WHAT IS BEING ASKED: Gather each line containing the string "label" from these entries.
* * *
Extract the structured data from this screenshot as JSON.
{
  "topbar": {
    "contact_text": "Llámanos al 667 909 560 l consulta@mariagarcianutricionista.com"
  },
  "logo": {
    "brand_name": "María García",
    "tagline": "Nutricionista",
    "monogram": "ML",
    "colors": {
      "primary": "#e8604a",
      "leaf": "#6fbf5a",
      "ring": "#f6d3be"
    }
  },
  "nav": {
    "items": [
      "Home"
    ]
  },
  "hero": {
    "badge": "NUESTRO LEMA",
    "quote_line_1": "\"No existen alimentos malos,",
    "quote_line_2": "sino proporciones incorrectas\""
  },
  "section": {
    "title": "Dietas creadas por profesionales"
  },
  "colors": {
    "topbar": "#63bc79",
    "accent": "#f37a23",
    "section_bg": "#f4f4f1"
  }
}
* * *
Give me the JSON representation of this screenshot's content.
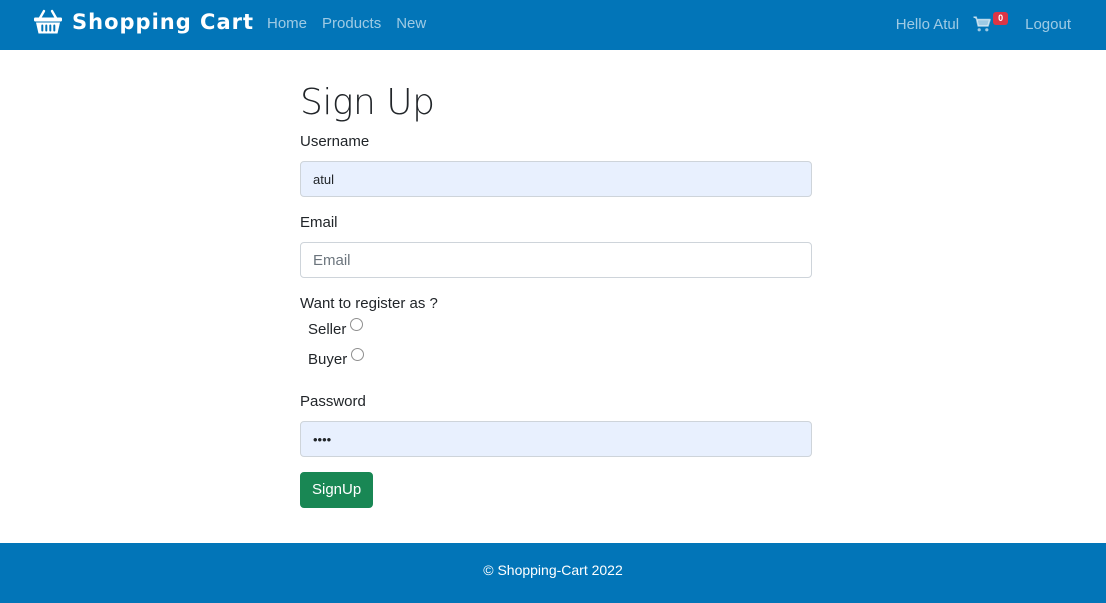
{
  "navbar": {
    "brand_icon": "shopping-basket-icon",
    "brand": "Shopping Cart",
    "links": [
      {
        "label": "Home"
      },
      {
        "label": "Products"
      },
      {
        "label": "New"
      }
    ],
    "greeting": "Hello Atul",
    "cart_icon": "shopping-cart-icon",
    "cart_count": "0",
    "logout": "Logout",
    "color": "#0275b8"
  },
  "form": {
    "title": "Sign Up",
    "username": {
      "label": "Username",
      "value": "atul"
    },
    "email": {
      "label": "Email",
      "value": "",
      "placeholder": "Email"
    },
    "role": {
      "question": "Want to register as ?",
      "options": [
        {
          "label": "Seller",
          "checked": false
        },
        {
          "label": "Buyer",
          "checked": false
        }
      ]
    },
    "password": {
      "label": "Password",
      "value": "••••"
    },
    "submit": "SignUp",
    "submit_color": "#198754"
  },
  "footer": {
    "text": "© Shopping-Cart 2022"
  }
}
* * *
RESULT OF THE TASK:
        "label": "Home"
        "label": "Products"
        "label": "New"
      "label": "Username",
      "label": "Email",
          "label": "Seller",
          "label": "Buyer",
      "label": "Password",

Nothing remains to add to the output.